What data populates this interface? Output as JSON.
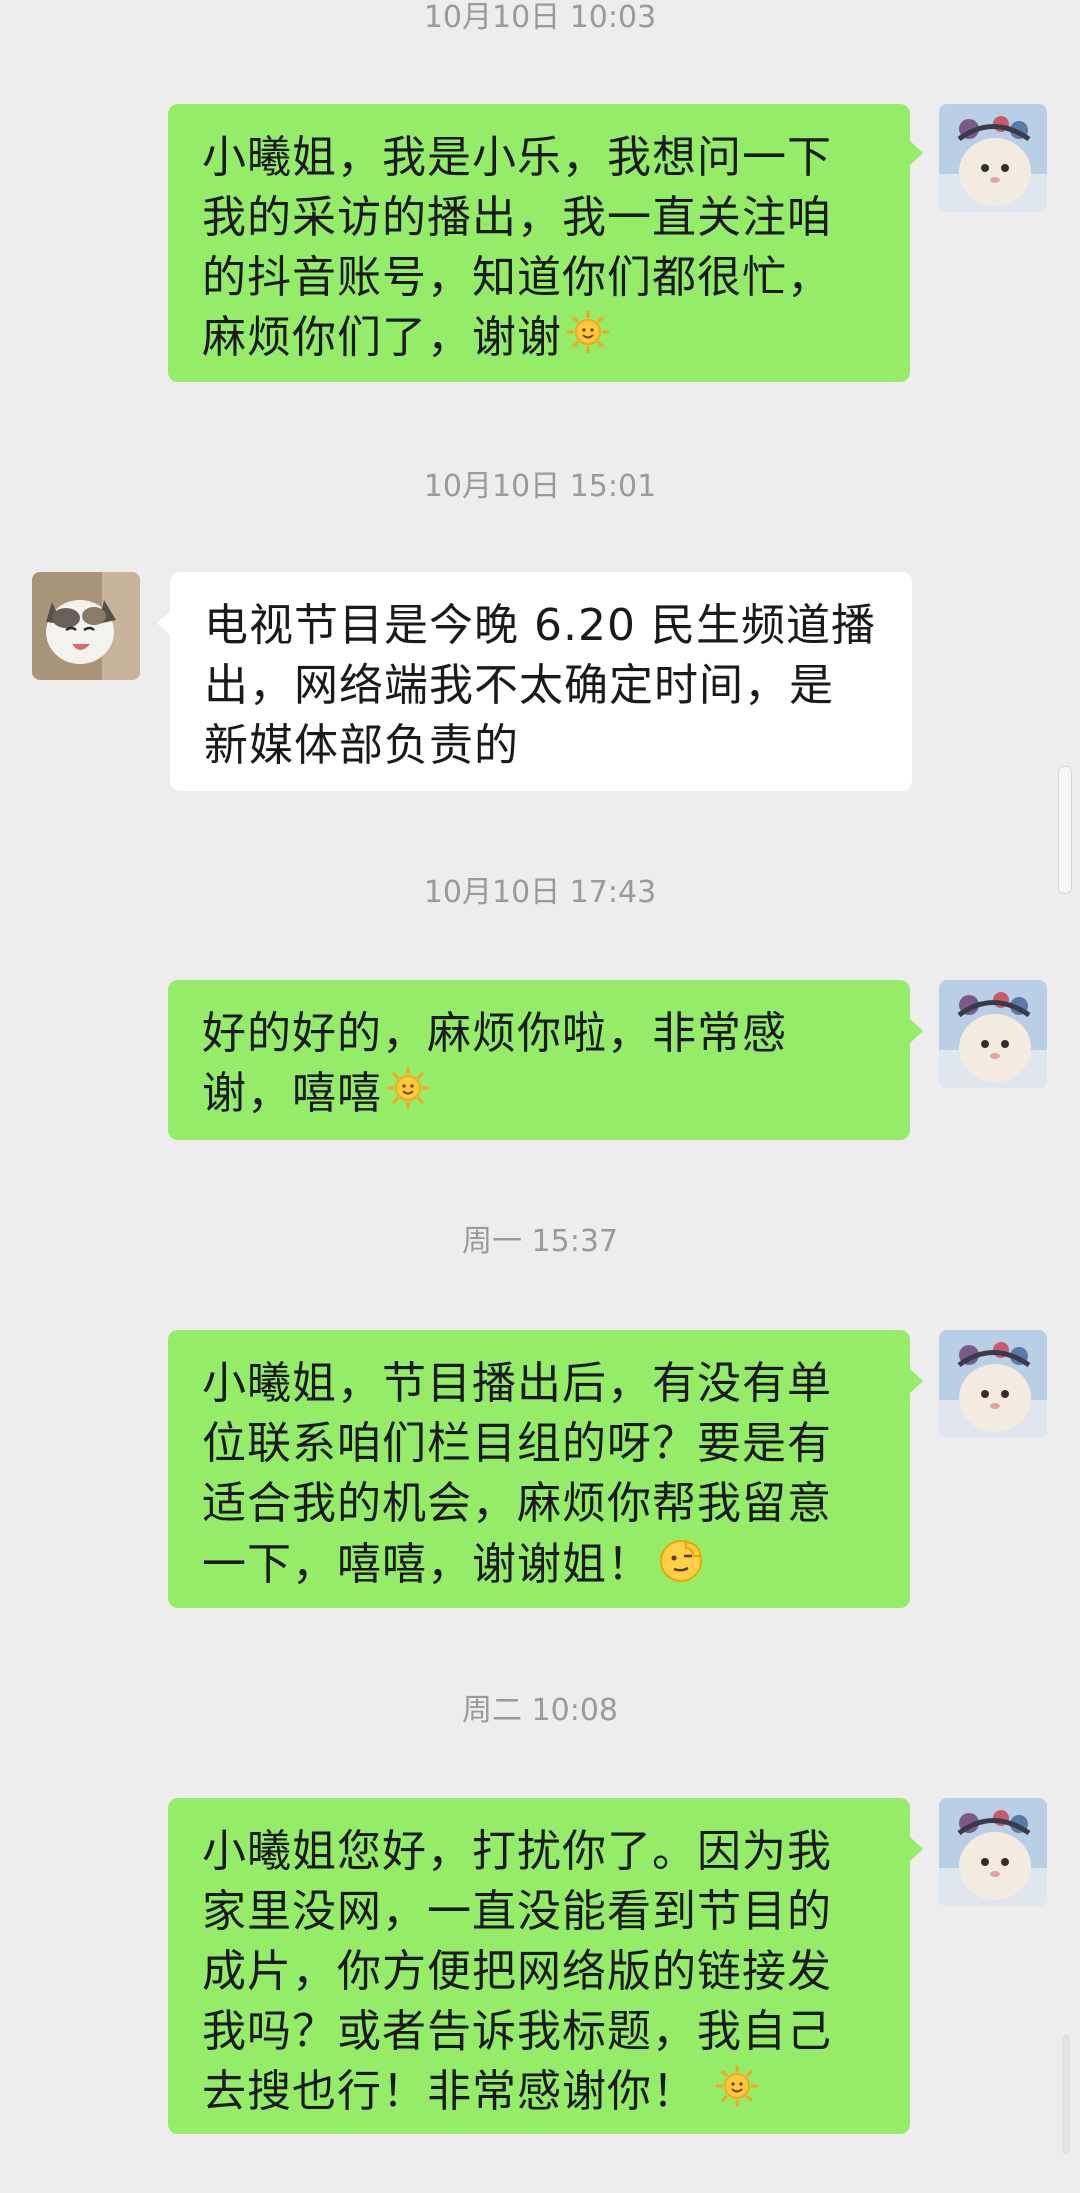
{
  "messages": [
    {
      "timestamp": "10月10日 10:03"
    },
    {
      "sender": "me",
      "text": "小曦姐，我是小乐，我想问一下我的采访的播出，我一直关注咱的抖音账号，知道你们都很忙，麻烦你们了，谢谢",
      "emoji": "sun-emoji"
    },
    {
      "timestamp": "10月10日 15:01"
    },
    {
      "sender": "other",
      "text": "电视节目是今晚 6.20 民生频道播出，网络端我不太确定时间，是新媒体部负责的"
    },
    {
      "timestamp": "10月10日 17:43"
    },
    {
      "sender": "me",
      "text": "好的好的，麻烦你啦，非常感谢，嘻嘻",
      "emoji": "sun-emoji"
    },
    {
      "timestamp": "周一 15:37"
    },
    {
      "sender": "me",
      "text": "小曦姐，节目播出后，有没有单位联系咱们栏目组的呀？要是有适合我的机会，麻烦你帮我留意一下，嘻嘻，谢谢姐！",
      "emoji": "salute-face-emoji"
    },
    {
      "timestamp": "周二 10:08"
    },
    {
      "sender": "me",
      "text": "小曦姐您好，打扰你了。因为我家里没网，一直没能看到节目的成片，你方便把网络版的链接发我吗？或者告诉我标题，我自己去搜也行！非常感谢你！",
      "emoji": "sun-emoji"
    }
  ],
  "colors": {
    "background": "#ededed",
    "my_bubble": "#95ec69",
    "other_bubble": "#ffffff",
    "timestamp_text": "#9a9a9a"
  }
}
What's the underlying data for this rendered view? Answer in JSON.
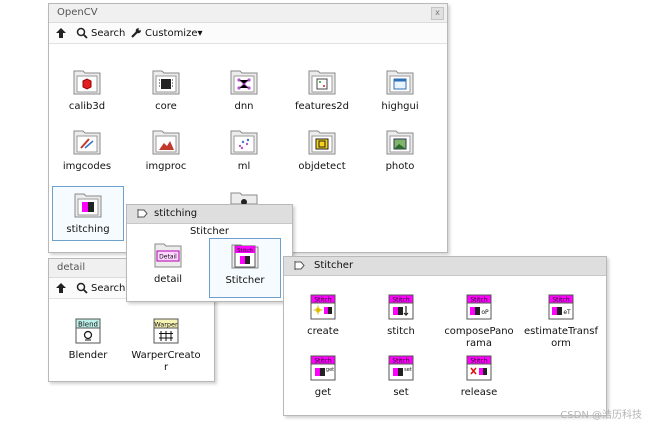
{
  "opencv": {
    "title": "OpenCV",
    "close": "x",
    "search_label": "Search",
    "customize_label": "Customize▾",
    "items": [
      "calib3d",
      "core",
      "dnn",
      "features2d",
      "highgui",
      "imgcodes",
      "imgproc",
      "ml",
      "objdetect",
      "photo",
      "stitching"
    ]
  },
  "detail": {
    "title": "detail",
    "search_label": "Search",
    "items": [
      "Blender",
      "WarperCreato\nr"
    ],
    "icon_texts": [
      "Blend",
      "Warper"
    ]
  },
  "stitching": {
    "title": "stitching",
    "section_label": "Stitcher",
    "items": [
      "detail",
      "Stitcher"
    ],
    "icon_texts": [
      "Detail",
      "Stitch"
    ]
  },
  "stitcher": {
    "title": "Stitcher",
    "items": [
      "create",
      "stitch",
      "composePano\nrama",
      "estimateTransf\norm",
      "get",
      "set",
      "release"
    ],
    "icon_text": "Stitch",
    "icon_suffixes": [
      "",
      "",
      "oP",
      "eT",
      "",
      "set",
      ""
    ]
  },
  "watermark": "CSDN @浩历科技",
  "colors": {
    "magenta": "#ff00ff",
    "highlight_border": "#6ea0cc",
    "titlebar": "#f0f0f0"
  }
}
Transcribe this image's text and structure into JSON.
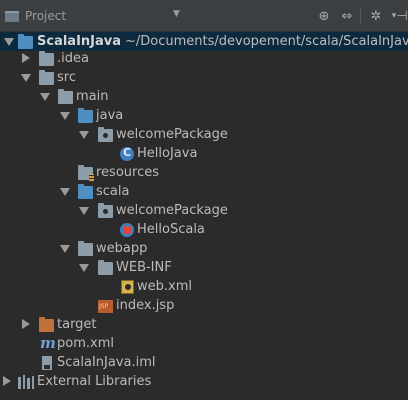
{
  "toolbar": {
    "title": "Project",
    "buttons": [
      "target-icon",
      "collapse-all-icon",
      "gear-icon",
      "hide-icon"
    ]
  },
  "tree": {
    "root_name": "ScalaInJava",
    "root_path": "~/Documents/devopement/scala/ScalaInJava",
    "items": {
      "idea": ".idea",
      "src": "src",
      "main": "main",
      "java": "java",
      "welcome_pkg_java": "welcomePackage",
      "hello_java": "HelloJava",
      "resources": "resources",
      "scala": "scala",
      "welcome_pkg_scala": "welcomePackage",
      "hello_scala": "HelloScala",
      "webapp": "webapp",
      "web_inf": "WEB-INF",
      "web_xml": "web.xml",
      "index_jsp": "index.jsp",
      "target": "target",
      "pom": "pom.xml",
      "iml": "ScalaInJava.iml",
      "external_libraries": "External Libraries"
    }
  },
  "colors": {
    "background": "#2b2b2b",
    "toolbar": "#3c3f41",
    "selection": "#0d293e",
    "source_folder": "#4f8ec1",
    "excluded_folder": "#c0713a"
  }
}
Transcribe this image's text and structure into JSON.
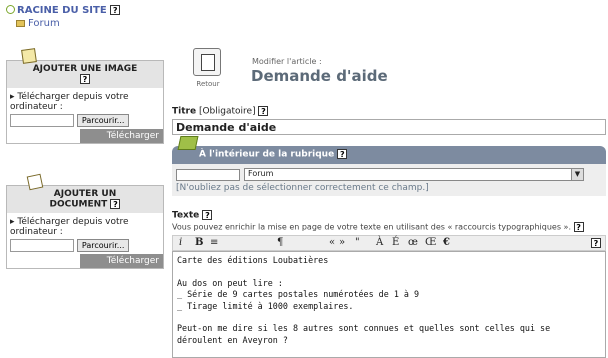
{
  "breadcrumb": {
    "root": "RACINE DU SITE",
    "forum": "Forum",
    "help": "?"
  },
  "add_image": {
    "title": "AJOUTER UNE IMAGE",
    "help": "?",
    "upload_text": "Télécharger depuis votre ordinateur :",
    "browse_label": "Parcourir...",
    "submit_label": "Télécharger"
  },
  "add_document": {
    "title_line1": "AJOUTER UN",
    "title_line2": "DOCUMENT",
    "help": "?",
    "upload_text": "Télécharger depuis votre ordinateur :",
    "browse_label": "Parcourir...",
    "submit_label": "Télécharger"
  },
  "header": {
    "back_label": "Retour",
    "modify_label": "Modifier l'article :",
    "article_title": "Demande d'aide"
  },
  "titre": {
    "label": "Titre",
    "required": "[Obligatoire]",
    "help": "?",
    "value": "Demande d'aide"
  },
  "rubrique": {
    "label": "À l'intérieur de la rubrique",
    "help": "?",
    "selected": "Forum",
    "note": "[N'oubliez pas de sélectionner correctement ce champ.]"
  },
  "texte": {
    "label": "Texte",
    "help": "?",
    "hint": "Vous pouvez enrichir la mise en page de votre texte en utilisant des « raccourcis typographiques ».",
    "toolbar": [
      "i",
      "B",
      "≡",
      "¶",
      "«",
      "»",
      "\"",
      "À",
      "É",
      "œ",
      "Œ",
      "€",
      "?"
    ],
    "content": "Carte des éditions Loubatières\n\nAu dos on peut lire :\n_ Série de 9 cartes postales numérotées de 1 à 9\n_ Tirage limité à 1000 exemplaires.\n\nPeut-on me dire si les 8 autres sont connues et quelles sont celles qui se\ndéroulent en Aveyron ?"
  }
}
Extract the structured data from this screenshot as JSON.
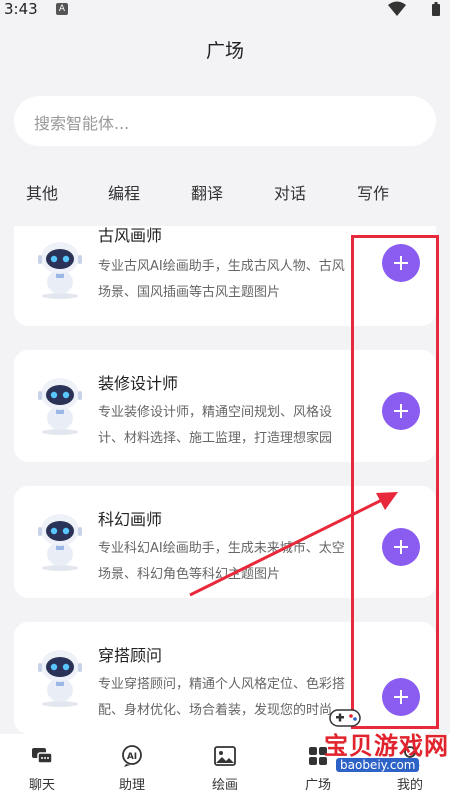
{
  "status_bar": {
    "time": "3:43",
    "notification_letter": "A"
  },
  "header": {
    "title": "广场"
  },
  "search": {
    "placeholder": "搜索智能体..."
  },
  "tabs": [
    {
      "label": "其他"
    },
    {
      "label": "编程"
    },
    {
      "label": "翻译"
    },
    {
      "label": "对话"
    },
    {
      "label": "写作"
    }
  ],
  "cards": [
    {
      "title": "古风画师",
      "desc_lines": [
        "专业古风AI绘画助手，生成古风人物、古风",
        "场景、国风插画等古风主题图片"
      ]
    },
    {
      "title": "装修设计师",
      "desc_lines": [
        "专业装修设计师，精通空间规划、风格设",
        "计、材料选择、施工监理，打造理想家园"
      ]
    },
    {
      "title": "科幻画师",
      "desc_lines": [
        "专业科幻AI绘画助手，生成未来城市、太空",
        "场景、科幻角色等科幻主题图片"
      ]
    },
    {
      "title": "穿搭顾问",
      "desc_lines": [
        "专业穿搭顾问，精通个人风格定位、色彩搭",
        "配、身材优化、场合着装，发现您的时尚"
      ]
    }
  ],
  "bottom_nav": [
    {
      "label": "聊天",
      "icon": "chat-icon"
    },
    {
      "label": "助理",
      "icon": "ai-assistant-icon"
    },
    {
      "label": "绘画",
      "icon": "image-icon"
    },
    {
      "label": "广场",
      "icon": "plaza-icon"
    },
    {
      "label": "我的",
      "icon": "profile-icon"
    }
  ],
  "watermark": {
    "main": "宝贝游戏网",
    "sub": "baobeiy.com"
  },
  "colors": {
    "accent": "#8a5cf0",
    "highlight": "#e8293b",
    "background": "#f3f3f6"
  }
}
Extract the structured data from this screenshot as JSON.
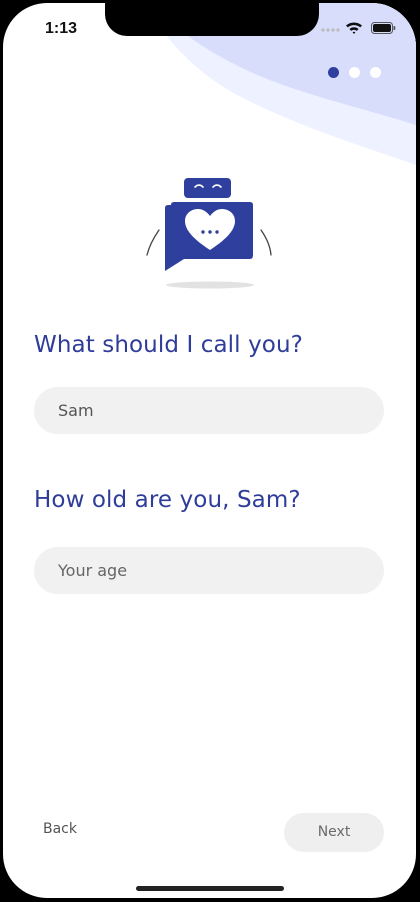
{
  "status_bar": {
    "time": "1:13"
  },
  "onboarding": {
    "steps_total": 3,
    "current_step": 1
  },
  "form": {
    "name_question": "What should I call you?",
    "name_value": "Sam",
    "age_question": "How old are you, Sam?",
    "age_placeholder": "Your age",
    "age_value": ""
  },
  "nav": {
    "back_label": "Back",
    "next_label": "Next"
  },
  "colors": {
    "accent": "#2f3f9e",
    "wave": "#d7ddfb",
    "field_bg": "#f1f1f1"
  },
  "icons": [
    "wifi-icon",
    "cellular-icon",
    "battery-icon",
    "robot-heart-icon"
  ]
}
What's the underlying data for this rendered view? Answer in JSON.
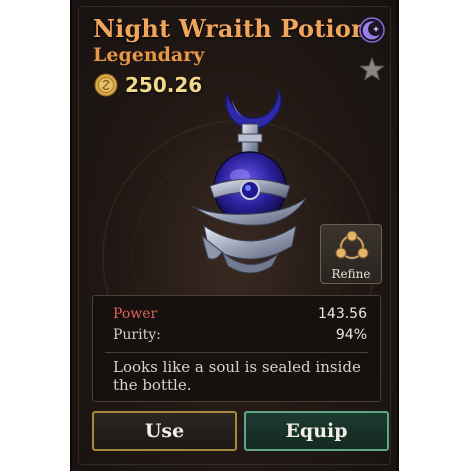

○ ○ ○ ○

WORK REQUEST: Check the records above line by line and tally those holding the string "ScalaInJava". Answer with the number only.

RESULT: 3